Trump and Putin shaking hands
Credit: Shealah Craighead/Flickr

Recent news stories in the New York Timesthat the FBI investigated “whether Mr. Trump was knowingly working for Russia or had unwittingly fallen under Moscow’s influence”–and the Post–that Trump has “gone to extraordinary lengths to conceal details of his conversations with Russian President Vladi­mir Putin”–have once again attracted the attention of America’s hard-bitten, gumshoe anti-Trump pundits, with their trench coat collars up and fedoras low.

This is the sort of reporting that has helped pay pundits’ bills since November 8, 2016: just enough details to raise the prospect of President Trump being a Russian agent, or having conspired with the Russians to swing the 2016 election, but not nearly enough to definitively prove it. This has had the beneficial consequence of bringing back readers, who likely think that the next story will, at long last, have the “smoking gun” that will effectively invalidate the 2016 election.

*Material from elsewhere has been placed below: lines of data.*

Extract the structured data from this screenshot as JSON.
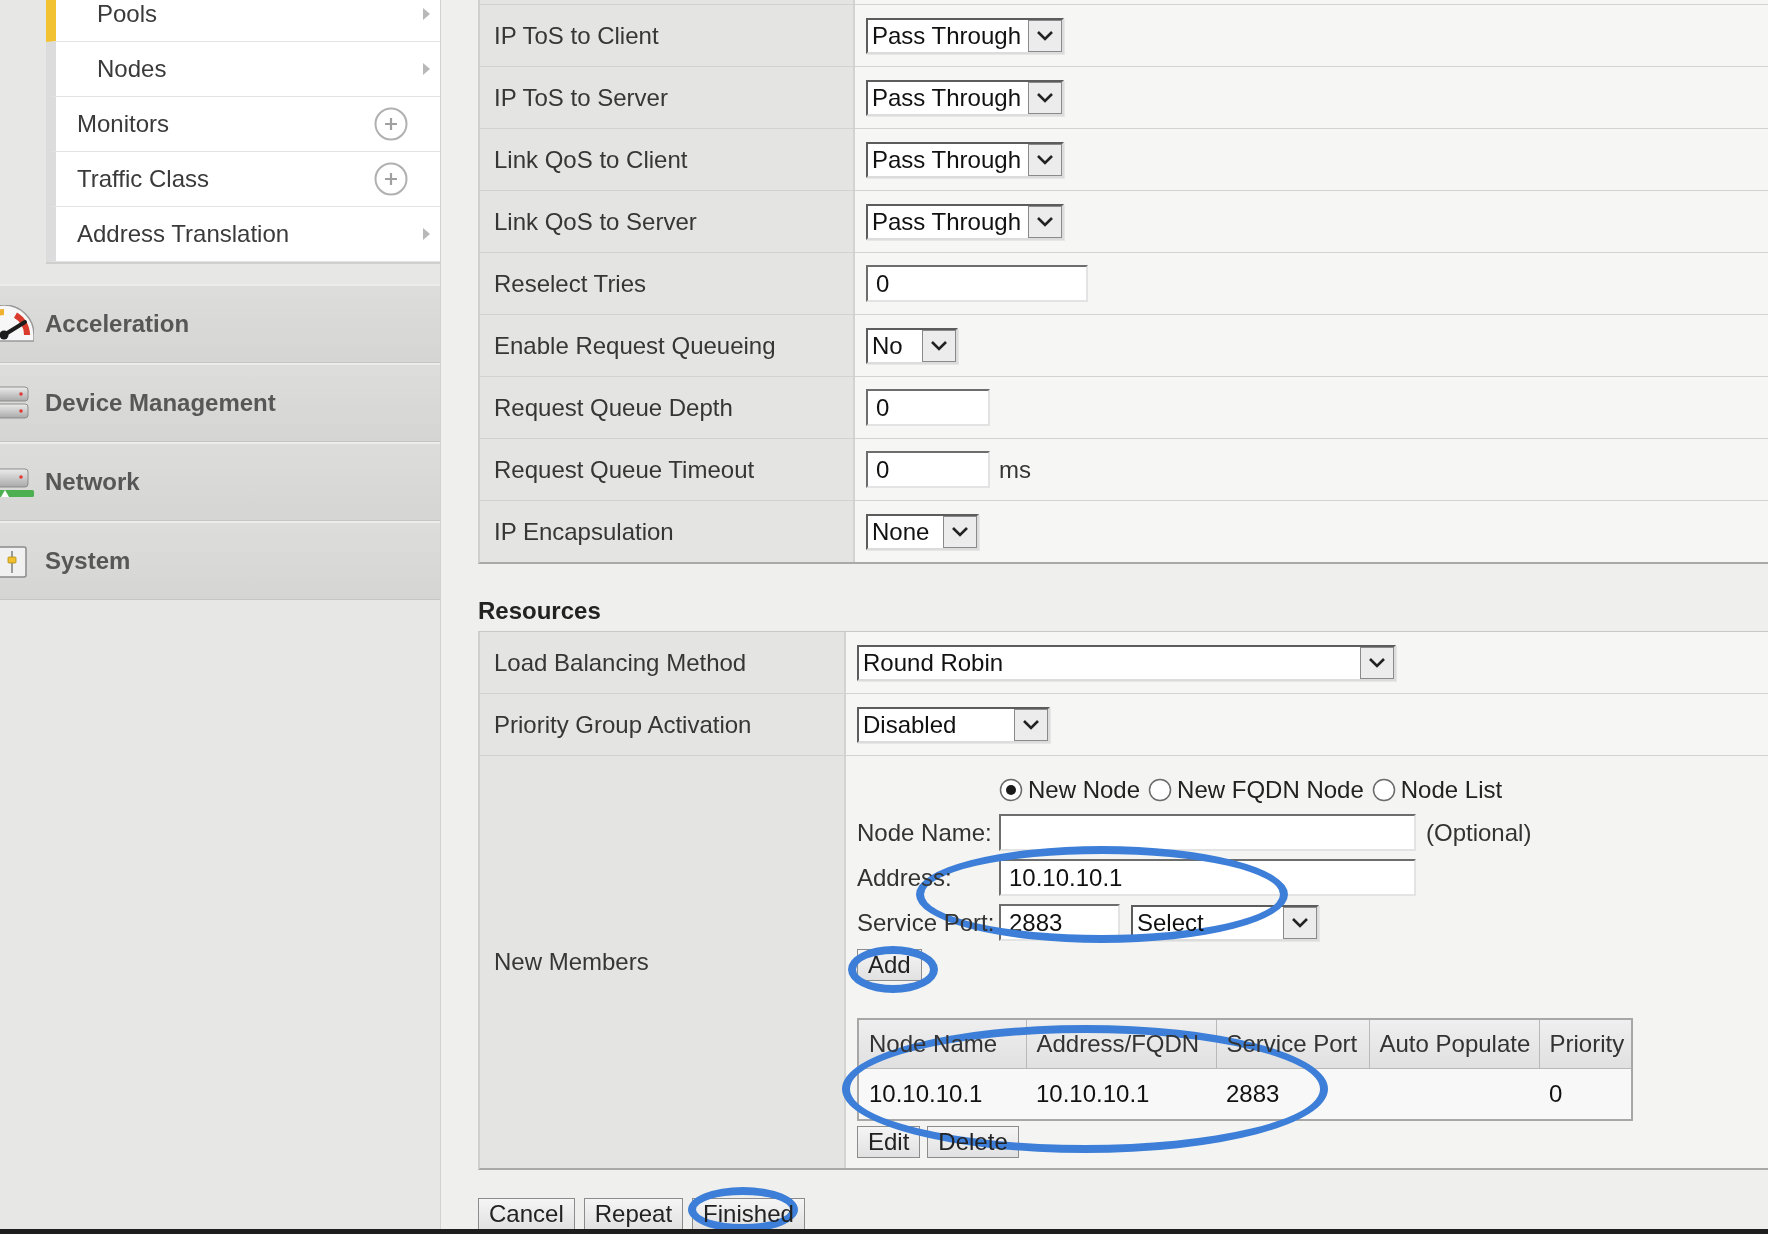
{
  "sidebar": {
    "submenu": [
      {
        "children": [
          {
            "label": "Pools",
            "selected": true,
            "kind": "arrow"
          },
          {
            "label": "Nodes",
            "selected": false,
            "kind": "arrow"
          }
        ]
      },
      {
        "label": "Monitors",
        "selected": false,
        "kind": "add"
      },
      {
        "label": "Traffic Class",
        "selected": false,
        "kind": "add"
      },
      {
        "label": "Address Translation",
        "selected": false,
        "kind": "arrow"
      }
    ],
    "sections": [
      {
        "label": "Acceleration",
        "selected": false
      },
      {
        "label": "Device Management",
        "selected": false
      },
      {
        "label": "Network",
        "selected": false
      },
      {
        "label": "System",
        "selected": false
      }
    ]
  },
  "settings": {
    "rows": [
      {
        "label": "IP ToS to Client",
        "kind": "select",
        "value": "Pass Through"
      },
      {
        "label": "IP ToS to Server",
        "kind": "select",
        "value": "Pass Through"
      },
      {
        "label": "Link QoS to Client",
        "kind": "select",
        "value": "Pass Through"
      },
      {
        "label": "Link QoS to Server",
        "kind": "select",
        "value": "Pass Through"
      },
      {
        "label": "Reselect Tries",
        "kind": "input",
        "value": "0"
      },
      {
        "label": "Enable Request Queueing",
        "kind": "select",
        "value": "No"
      },
      {
        "label": "Request Queue Depth",
        "kind": "input",
        "value": "0"
      },
      {
        "label": "Request Queue Timeout",
        "kind": "input",
        "value": "0",
        "unit": "ms"
      },
      {
        "label": "IP Encapsulation",
        "kind": "select",
        "value": "None"
      }
    ]
  },
  "resources": {
    "title": "Resources",
    "rows": [
      {
        "label": "Load Balancing Method",
        "kind": "select",
        "value": "Round Robin"
      },
      {
        "label": "Priority Group Activation",
        "kind": "select",
        "value": "Disabled"
      },
      {
        "label": "New Members",
        "kind": "members",
        "node_types": [
          {
            "label": "New Node",
            "selected": true
          },
          {
            "label": "New FQDN Node",
            "selected": false
          },
          {
            "label": "Node List",
            "selected": false
          }
        ],
        "node_name": {
          "label": "Node Name:",
          "note": "(Optional)"
        },
        "address": {
          "label": "Address:",
          "value": "10.10.10.1"
        },
        "service_port": {
          "label": "Service Port:",
          "value": "2883",
          "select": "Select"
        },
        "add_button": "Add",
        "members_table": {
          "columns": [
            "Node Name",
            "Address/FQDN",
            "Service Port",
            "Auto Populate",
            "Priority"
          ],
          "rows": [
            {
              "node_name": "10.10.10.1",
              "address_fqdn": "10.10.10.1",
              "service_port": "2883",
              "priority": "0"
            }
          ]
        },
        "row_buttons": [
          "Edit",
          "Delete"
        ]
      }
    ]
  },
  "buttons": [
    "Cancel",
    "Repeat",
    "Finished"
  ]
}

This is a narrative that takes direct aim at Trump’s legitimacy, and he obviously recognizes it as such. Any president combating that kind of narrative would do everything in his or her power to quash it. It seems to me that what is often held up as further evidence of a deep conspiracy–like Trump going to  “extraordinary lengths to conceal details of his conversations with Russian President Vladi­mir Putin”–is more easily explained as the behavior of someone who is trying to put out the flames licking at his presidency. More likely, it is the behavior of a president who fears that individuals in his own administration would leak things that would only further reinforce the media narrative. Given the industrial scale of damaging leaks from White House officials over the past two years, who can blame him?

The Post’s Aaron Blake, responding to the FBI inquiry story, offered this thought:

There are, of course, simpler explanations to all of this than the idea that Trump was working for Russia. Perhaps he truly admires Putin’s leadership style — which very much fits with his expressed admiration and work with other authoritarian leaders. It has been clear that Trump wanted to do business in Russia, so he seemed to be positively predisposed toward the country. And his efforts to hamper the Russia investigation needn’t be about any secret pro-Russia agenda; it’s also quite logical to think Trump simply views the whole thing as casting a pall over his election and raising concerns about the legitimacy of his presidency. Even if Trump unjustly attempted to obstruct the investigation, that doesn’t mean he was necessarily doing it for Russia. In fact, Russia would seem to have less to gain from such obstruction than Trump would.

More of this groundedness would benefit some pundits who see conspiracy in every news story — and would benefit some Democrats who are threatening the exact thing that would revive this moribund presidency: impeachment without commensurate evidence.

Joshua Alvarez

Joshua Alvarez is a contributor to the Washington Monthly's Political Animal. He edits syndicated opinion columns at the Washington Post, and can be reached at